Eko Atlantic will Exist Completely Parallel To The Chaos Of Lagos
Nestled in a comfortable cul-de-sac the size of Victoria Island off the coast of Lagos, Eko Atlantic will continue to rise out of the sand, populated almost exclusively by the super-rich and expatriates. Home to most of West Africa’s finance industry and blue chip business establishments, the city will be by far the most exclusive part of Lagos, with entre heavily restricted and regulated. Even now at an early stage of completion, entry into the city is heavily restricted, with the area given special autonomous status by the state government, including its own law enforcement, utilities and building codes.
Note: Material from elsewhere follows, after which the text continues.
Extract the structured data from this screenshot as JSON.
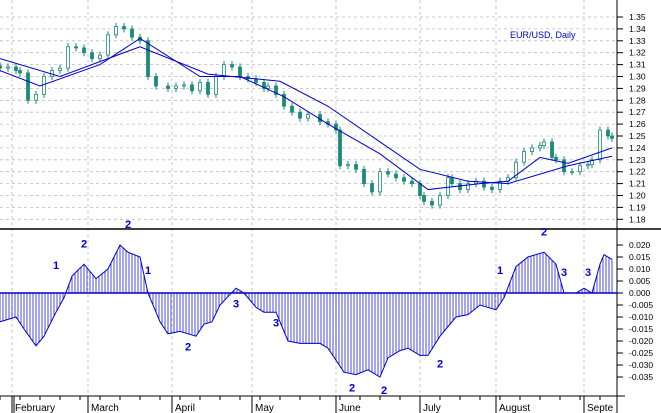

Critics have contended that the location of the city at the mouth of Ahmadu Bello Way will cause an interminable traffic jam of vehicles coming in and going out on what is already an extremely busy and small thoroughfare. What they do not reckon with is that Eko Atlantic is not being built to be a part of ‘Lagos’ at all, and its developers have been very upfront about this. There has even been talk of giving new residents a special orientation program to teach them how to live and behave within the city limits. It is built to function as a completely self-sustaining entity with its own schools, hospitals, leisure establishments, hotels and heliports. This is not a new suburb of Lagos, but a new city in its own right, which just happens to have geographical proximity to Lagos.
In summation, Lagos will look very much like it does now, hosting an even greater number of people and increased wealth concentration. It will also still suffer from an infrastructure deficit, with the main difference from today being an increased convergence of services like water, power and sewage treatment in the newer housing developments slowly springing up.
The Government Of Lagos
The Lagos State Government, like every other state government in Nigeria is made up of three arms: the executive arm, the legislative arm and the judicial arm. The executive arm of the Lagos State government is headed by an elected governor assisted by commissioners who the governor appoints to head the various ministries of the state government. The current executive governor of Lagos State is Akinwunmi Ambode.
The legislative arm of the Lagos State Government which convenes at the Lagos State House of Assembly in Ikeja is made up of 41 members elected by the people of the 41 state constituencies of Lagos State. The Lagos State House of Assembly is headed by a speaker who is the legislative head of the state government. The current speaker of the Lagos State House of Assembly is Mudashiru Obasa.
The judicial arm of the Lagos State Government is headed by the Lagos State Chief Judge. The current Chief Judge of Lagos State is Justice Opeyemi Oke.
Zones In Lagos
Lagos state has a total of 20 local government areas grouped into 3 zones that are otherwise known as senatorial districts. The 3 senatorial districts of Lagos state are:
- Lagos Central
- Lagos East
- Lagos West
Lagos Central senatorial district has 5 local government areas. The 5 local government areas of Lagos Central senatorial district are:
Lagos East senatorial district has 5 local government areas. The 5 local government areas of Lagos East senatorial district are:
Lagos West senatorial district has 10 local government areas. The 10 local government areas of Lagos West senatorial district are:
The Population Of Lagos
The widely disputed result of the 2006 national population and housing census put the population of Lagos State at 9,113,605, with 4,719,125 males and 4,394,480 females.